Despite the 2017 comeback of unlimited data plans, shoppers still value free Wi-Fi, with 30% of respondents considering it an important in-store feature. The rate was even higher among younger shoppers, who are likely to use social media to share pictures and gather opinions from their friends and family before making purchases.
In-store features and technology that provide information, recommendations, or a convenience rank higher than other offerings
76% of the HRC survey respondents ranked an in-store app that provides personal recommendations as important. Compare that to 52% who preferred an in-store personal shopper when shopping for technology products. Scoring a deal is also important for consumers with nearly 34% of shoppers ranking receiving promotional and sales information directly via their smartphone when entering a store as important.
Shoppers prefer digital scanning to mobile payments
One of the more surprising findings from the HRC survey is that nearly 30% of respondents said that being able to pay a sales associate from anywhere in the store is important, but only 8% said that having the option to pay for their purchases via the store’s app was a significant factor in improving their shopping experience.
Only 17% of shoppers think dressing room technology is important
Retailers may want to think twice before investing in technology for technology’s sake. Shoppers are less excited by smart tech toys and more interested in SMS push notifications of in-store sales and practical conveniences like price scanners (and free phone charging stations!).
Only 19% of consumers think in-store events are an important part of a store’s offering
Special events designed to foster a sense of community were not the most important part of a store’s offering. Gen Zers placed a slightly higher value on events (24% consider them important), making them worth developing for stores targeting the teen demographic.
It’s no secret that retailers must adapt to shifting consumer expectations in order to thrive in the market.

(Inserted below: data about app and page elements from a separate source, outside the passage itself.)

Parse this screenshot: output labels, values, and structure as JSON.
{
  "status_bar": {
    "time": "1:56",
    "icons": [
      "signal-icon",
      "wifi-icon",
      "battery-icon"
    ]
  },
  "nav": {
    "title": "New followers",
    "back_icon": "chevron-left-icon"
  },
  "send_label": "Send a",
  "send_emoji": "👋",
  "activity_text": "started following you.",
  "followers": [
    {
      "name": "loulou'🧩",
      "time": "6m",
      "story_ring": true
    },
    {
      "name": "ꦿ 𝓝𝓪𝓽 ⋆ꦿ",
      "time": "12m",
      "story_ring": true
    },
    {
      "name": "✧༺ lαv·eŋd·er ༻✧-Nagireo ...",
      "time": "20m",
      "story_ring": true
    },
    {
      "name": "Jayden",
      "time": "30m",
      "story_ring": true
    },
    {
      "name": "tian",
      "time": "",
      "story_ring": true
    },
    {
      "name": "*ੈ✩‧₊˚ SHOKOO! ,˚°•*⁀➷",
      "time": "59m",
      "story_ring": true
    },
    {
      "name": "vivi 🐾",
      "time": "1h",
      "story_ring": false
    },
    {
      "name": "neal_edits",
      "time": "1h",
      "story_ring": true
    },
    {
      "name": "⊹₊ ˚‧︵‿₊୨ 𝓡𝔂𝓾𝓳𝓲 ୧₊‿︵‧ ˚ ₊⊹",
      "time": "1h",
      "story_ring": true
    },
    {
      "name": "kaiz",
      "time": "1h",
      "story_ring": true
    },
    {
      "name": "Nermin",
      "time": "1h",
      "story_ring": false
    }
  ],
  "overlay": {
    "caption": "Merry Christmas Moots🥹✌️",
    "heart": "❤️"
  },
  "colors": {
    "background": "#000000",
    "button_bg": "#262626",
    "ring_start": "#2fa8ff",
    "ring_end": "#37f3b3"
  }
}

Technology should solve a real problem for the customer and create a positive shopping environment. Pairing the right technologies (tailored to the needs of the retailer’s specific customer base) with the best overall retail environment is the key to a successful long-term retail strategy.